    Can aluminum tubing and solid aluminum stock be found at hardware stores like Lowe's and Home Depot? (in the states of course)

    Also, how can one go about making a 2 mode light (high/low/off)? Do you have to wire multiple drivers, and if so, what types of drivers would I need?

    And to make things more complicated I stumbled across this today http://forums.mtbr.com/showthread.php?t=530752

    These seem to make a pretty good body for a diy light and they are pretty cheap and come with bike mounts, which to me is a plus as it seems many people on these forums use the marwi mounts, what do you guys think?

    again thanks for all of the input

    -Matt

  13. #13
    mtbr member
    Reputation: tiny68300's Avatar
    Join Date
    Jan 2009
    Posts
    23

    Marwi lights

    Depending on your optics, the Marwi lights might be a great housing. The MR11 bulb is 36mm diameter, about 35mm long, so a combo of LED and optic that will fit should work.

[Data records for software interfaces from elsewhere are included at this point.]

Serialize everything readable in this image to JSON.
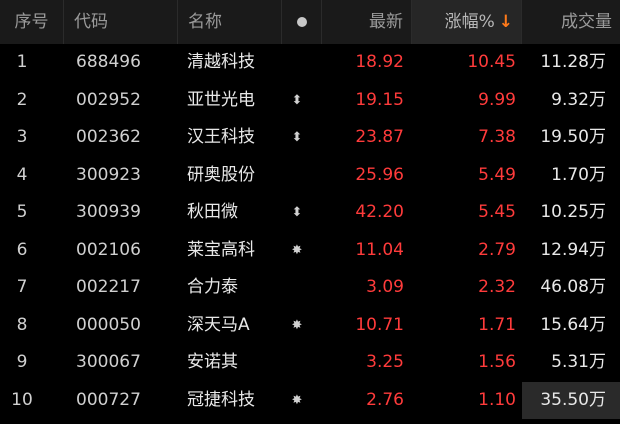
{
  "headers": {
    "index": "序号",
    "code": "代码",
    "name": "名称",
    "latest": "最新",
    "change_pct": "涨幅%",
    "volume": "成交量"
  },
  "colors": {
    "up": "#ff3b3b",
    "sort_arrow": "#ff7a1a",
    "header_bg": "#1a1a1a",
    "background": "#000000"
  },
  "rows": [
    {
      "index": "1",
      "code": "688496",
      "name": "清越科技",
      "mark": "",
      "latest": "18.92",
      "change_pct": "10.45",
      "volume": "11.28万"
    },
    {
      "index": "2",
      "code": "002952",
      "name": "亚世光电",
      "mark": "⬍",
      "latest": "19.15",
      "change_pct": "9.99",
      "volume": "9.32万"
    },
    {
      "index": "3",
      "code": "002362",
      "name": "汉王科技",
      "mark": "⬍",
      "latest": "23.87",
      "change_pct": "7.38",
      "volume": "19.50万"
    },
    {
      "index": "4",
      "code": "300923",
      "name": "研奥股份",
      "mark": "",
      "latest": "25.96",
      "change_pct": "5.49",
      "volume": "1.70万"
    },
    {
      "index": "5",
      "code": "300939",
      "name": "秋田微",
      "mark": "⬍",
      "latest": "42.20",
      "change_pct": "5.45",
      "volume": "10.25万"
    },
    {
      "index": "6",
      "code": "002106",
      "name": "莱宝高科",
      "mark": "✸",
      "latest": "11.04",
      "change_pct": "2.79",
      "volume": "12.94万"
    },
    {
      "index": "7",
      "code": "002217",
      "name": "合力泰",
      "mark": "",
      "latest": "3.09",
      "change_pct": "2.32",
      "volume": "46.08万"
    },
    {
      "index": "8",
      "code": "000050",
      "name": "深天马A",
      "mark": "✸",
      "latest": "10.71",
      "change_pct": "1.71",
      "volume": "15.64万"
    },
    {
      "index": "9",
      "code": "300067",
      "name": "安诺其",
      "mark": "",
      "latest": "3.25",
      "change_pct": "1.56",
      "volume": "5.31万"
    },
    {
      "index": "10",
      "code": "000727",
      "name": "冠捷科技",
      "mark": "✸",
      "latest": "2.76",
      "change_pct": "1.10",
      "volume": "35.50万"
    }
  ]
}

    As an aside, if you are doing an MCE light, I truly advise using the IRIS optic. It is too big to fit the Marwi without some modification, but IMHO it is by far the best MCE optic available. I have tried many ledil optics and many reflectors. The IRIS gives an even, consistent beam pattern with zero donut holes.

    As far as aluminum tubing and such, Lowes has a decent selection of tubing, but at least here the solid rod selection is poor, which is why I ordered online. In truth, it wasn't any more expensive than Lowes, and a lot better quality. Onlinemetals.com will even cut everything to length for you.
    I know a lot about cars. I can look at a car's headlights and tell you exactly which way it's coming.
    Mitch Hedberg

  14. #14
    mtbr member
    Reputation: HuffyPuffy's Avatar
    Join Date
    Jun 2008
    Posts
    890
    Hi GVSS, My post was mostly in Jest, building lights really can be a fun hobby and it was a good means for me to learn some new stuff. So far I have not lost any friends building lights, but I have met a few interested and interesting people because of it, people are always interested in saving some money and want to know what they cost to build. These lights do take a chunk of time, but only as much as allowed and at the end, work or fail, knowledge is gained. I hope you are not deterred from doing a DIY light - Troutie made some amazing fully custom light bodies with pretty basic tools like you have, you don't need a mill or fancy CNC machines if you are careful (though appears to help ).

    Also thanks for pointing out those Marwi housings, they look like a steal - worst case they would make a nice Halogen. If I needed another light project I would go for that, though that does look tricky to make a heatsink for it without a lathe - not impossible though.

    Sorry that I really don't know much about the DX lights since I do not have any of the ones listed, but what I do know about DX lights is this:

    I read the user reviews and messages to glean some info from them, usually problems are due to poor heat management, crazy, useless or cumbersome driver modes or inefficient drivers. Also DX's supplies will sometimes change stuff (usually for the worse) and not tell them, so folks can get stuff substantially different that what the thought they were ordering (also a good idea to weight recent posts or reviews higher for that reason).

    Kind'a surprised there were no comments on the "gateway" light project comment, maybe I should have used quotes, or maybe it was just funny to me, I suffer from "lumen madness" anyway

    Here is another source for aluminum tubes/roundbar/plate/whatever - I usually get the 6061 stuff:
    http://www.speedymetals.com/

    Pretty comparable to onlinemetals it seems. It would be cool if there was a good source for metric stuff though, with an online ordering system like online/speedymetals.

Members who have read this thread: 0

Posting Permissions

  • You may not post new threads
  • You may not post replies
  • You may not post attachments
  • You may not edit your posts
  •  

THE SITE

ABOUT MTBR

VISIT US AT

© Copyright 2020 VerticalScope Inc. All rights reserved.